Tom: I’ve got a lot more appreciation for the scale of work that goes into creating the game, for a start. I didn’t know that there was a network of scouts across the globe and now I truly appreciate the amount of effort that goes into compiling and updating the FM database each year.

Who would you say is the best FM player in the office?

Josh: We put this to the test somewhat with The Match Team Challenge, which has run in FM14 (Woking Challenge), FM19 (Bayer Herausforderung), and FM20 (Inter Miami Challenge). The aim has been to give people in the studio, who aren’t sure who they want to manage, an excuse to play the game and an ability to discuss the experience of managing the same team which hopefully leads to new improvements and feature requests for future titles. They’re purposefully run for just a single season so people don’t have to commit a massive amount of time to it. 

After choosing Woking and Bayer Leverkusen in previous years, we selected Inter Miami this year because one of the match team members, David, lives and works in America and because of the unique scenario an expansion team presents. Needless to say, these have shown that we have some people in the office who are very good at the game, and that I am most certainly not one of those.

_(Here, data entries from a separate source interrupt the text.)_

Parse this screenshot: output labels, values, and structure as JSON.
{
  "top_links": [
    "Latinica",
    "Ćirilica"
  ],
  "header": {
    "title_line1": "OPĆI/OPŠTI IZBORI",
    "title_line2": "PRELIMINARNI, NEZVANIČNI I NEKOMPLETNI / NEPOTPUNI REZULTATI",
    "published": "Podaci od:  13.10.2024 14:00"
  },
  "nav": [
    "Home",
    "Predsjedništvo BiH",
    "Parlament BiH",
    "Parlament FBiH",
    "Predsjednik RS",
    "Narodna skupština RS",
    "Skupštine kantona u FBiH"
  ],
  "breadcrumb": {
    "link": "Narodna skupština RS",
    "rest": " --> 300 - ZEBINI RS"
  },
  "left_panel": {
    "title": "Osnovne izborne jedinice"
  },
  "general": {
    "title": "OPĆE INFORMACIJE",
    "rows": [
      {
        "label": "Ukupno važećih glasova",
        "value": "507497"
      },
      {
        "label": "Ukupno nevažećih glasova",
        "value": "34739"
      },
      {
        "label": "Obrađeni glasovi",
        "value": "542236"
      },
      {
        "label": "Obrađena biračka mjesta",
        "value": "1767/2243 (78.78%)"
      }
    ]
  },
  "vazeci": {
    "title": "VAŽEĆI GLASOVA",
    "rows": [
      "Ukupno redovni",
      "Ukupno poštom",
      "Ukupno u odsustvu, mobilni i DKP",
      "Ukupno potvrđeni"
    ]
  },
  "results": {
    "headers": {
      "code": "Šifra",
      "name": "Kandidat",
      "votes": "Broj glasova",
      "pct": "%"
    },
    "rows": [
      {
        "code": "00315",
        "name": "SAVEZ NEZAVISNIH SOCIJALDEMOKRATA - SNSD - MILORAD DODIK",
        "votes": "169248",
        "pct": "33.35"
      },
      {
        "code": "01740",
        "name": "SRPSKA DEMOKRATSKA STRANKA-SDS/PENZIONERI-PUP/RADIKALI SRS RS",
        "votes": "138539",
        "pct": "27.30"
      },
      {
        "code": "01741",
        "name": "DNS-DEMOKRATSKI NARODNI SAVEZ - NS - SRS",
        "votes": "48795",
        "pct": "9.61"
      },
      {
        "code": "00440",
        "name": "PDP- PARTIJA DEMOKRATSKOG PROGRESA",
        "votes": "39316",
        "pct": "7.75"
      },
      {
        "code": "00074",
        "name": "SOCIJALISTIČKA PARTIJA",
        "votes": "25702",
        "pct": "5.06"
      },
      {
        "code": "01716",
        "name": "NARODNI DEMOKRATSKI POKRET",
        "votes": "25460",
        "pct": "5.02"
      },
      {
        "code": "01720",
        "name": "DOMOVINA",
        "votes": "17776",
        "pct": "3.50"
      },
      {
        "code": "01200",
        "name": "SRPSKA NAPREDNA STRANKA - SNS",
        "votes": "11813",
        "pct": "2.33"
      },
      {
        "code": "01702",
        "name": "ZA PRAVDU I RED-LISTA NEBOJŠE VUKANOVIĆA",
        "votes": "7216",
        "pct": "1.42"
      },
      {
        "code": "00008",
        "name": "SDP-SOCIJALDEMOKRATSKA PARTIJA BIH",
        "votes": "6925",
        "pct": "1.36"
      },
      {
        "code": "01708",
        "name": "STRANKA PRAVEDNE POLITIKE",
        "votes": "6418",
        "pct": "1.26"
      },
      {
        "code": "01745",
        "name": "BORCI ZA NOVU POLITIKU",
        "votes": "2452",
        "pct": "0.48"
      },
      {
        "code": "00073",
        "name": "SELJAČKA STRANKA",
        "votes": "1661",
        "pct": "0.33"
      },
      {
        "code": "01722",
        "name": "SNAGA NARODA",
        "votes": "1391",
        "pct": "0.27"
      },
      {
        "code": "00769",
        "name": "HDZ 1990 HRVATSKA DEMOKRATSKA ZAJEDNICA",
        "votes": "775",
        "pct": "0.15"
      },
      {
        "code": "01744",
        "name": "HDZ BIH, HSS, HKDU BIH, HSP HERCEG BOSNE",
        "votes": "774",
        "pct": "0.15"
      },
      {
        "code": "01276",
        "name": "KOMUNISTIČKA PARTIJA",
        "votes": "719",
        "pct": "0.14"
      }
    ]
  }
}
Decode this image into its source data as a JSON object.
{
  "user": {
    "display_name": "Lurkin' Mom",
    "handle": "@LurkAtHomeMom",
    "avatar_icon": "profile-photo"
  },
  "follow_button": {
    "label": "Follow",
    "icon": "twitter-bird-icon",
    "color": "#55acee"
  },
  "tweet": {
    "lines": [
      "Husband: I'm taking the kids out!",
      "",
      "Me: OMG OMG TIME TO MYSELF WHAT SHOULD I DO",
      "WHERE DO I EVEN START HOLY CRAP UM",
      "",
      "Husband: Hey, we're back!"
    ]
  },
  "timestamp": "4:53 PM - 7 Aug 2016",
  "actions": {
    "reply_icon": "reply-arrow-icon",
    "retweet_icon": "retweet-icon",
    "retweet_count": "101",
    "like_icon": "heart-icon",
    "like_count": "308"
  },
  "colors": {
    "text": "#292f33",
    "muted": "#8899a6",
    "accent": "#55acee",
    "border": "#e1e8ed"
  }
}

Jonny: I think I was incredibly lucky to win the challenge this year – I was one of two people in the office to get knocked out in the first round of the MLS playoffs. Winning the US Cup carried me through. I also benefitted from Russell (last year’s winner) capitulating when he ran out of international player slots.

Tom: I wouldn't say I was the best manager in the office, but I'm in the top one.

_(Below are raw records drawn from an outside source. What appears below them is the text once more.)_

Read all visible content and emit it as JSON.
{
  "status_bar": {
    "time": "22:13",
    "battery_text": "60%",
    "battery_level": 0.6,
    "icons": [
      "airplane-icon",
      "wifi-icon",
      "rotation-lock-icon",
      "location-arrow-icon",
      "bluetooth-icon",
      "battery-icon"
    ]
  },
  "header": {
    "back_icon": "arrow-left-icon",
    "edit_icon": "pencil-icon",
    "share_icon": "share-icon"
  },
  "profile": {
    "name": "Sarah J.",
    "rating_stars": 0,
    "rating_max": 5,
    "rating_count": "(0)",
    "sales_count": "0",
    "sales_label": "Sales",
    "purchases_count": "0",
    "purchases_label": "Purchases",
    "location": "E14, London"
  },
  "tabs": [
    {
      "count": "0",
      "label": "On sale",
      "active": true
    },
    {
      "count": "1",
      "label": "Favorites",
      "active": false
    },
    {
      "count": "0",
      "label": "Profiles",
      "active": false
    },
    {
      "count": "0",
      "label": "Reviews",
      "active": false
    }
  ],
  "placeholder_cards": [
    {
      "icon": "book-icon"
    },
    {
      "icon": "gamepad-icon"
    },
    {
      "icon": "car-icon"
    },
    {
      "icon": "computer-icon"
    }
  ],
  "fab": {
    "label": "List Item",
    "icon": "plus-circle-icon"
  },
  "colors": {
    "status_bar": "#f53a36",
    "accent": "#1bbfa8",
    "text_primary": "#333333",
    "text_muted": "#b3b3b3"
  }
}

Finally, why do you love FM?

Josh: I love FM for the stories it lets you create. They take you through all the emotions you experience in football, by giving you a believable football world that you’re just one tiny part of. I’ve been playing the game for 20 years and it’s still as magical to me as it was on day one.

Jonny: No other game lets me build a legacy in a world of my own. One moment I could feel like the next Johan Cruyff, showing the world a beautiful new style of football, while the next moment I’m throwing my laptop out the window because I’ve just been knocked out by Cluj on away goals. 

Tom: Because it’s a game that envelopes you like nothing else on the market. You really do get immersed into every aspect of the game and get attached to the players and teams you manage to the point where you’re up into the early hours saying you’ll just play one more game because you know that you’re a small step away from getting your front three to gel. Show me another game that forces you to think in the way that FM does, that makes you feel so powerless and yet so in control. Quite simply, it’s an absolute masterpiece.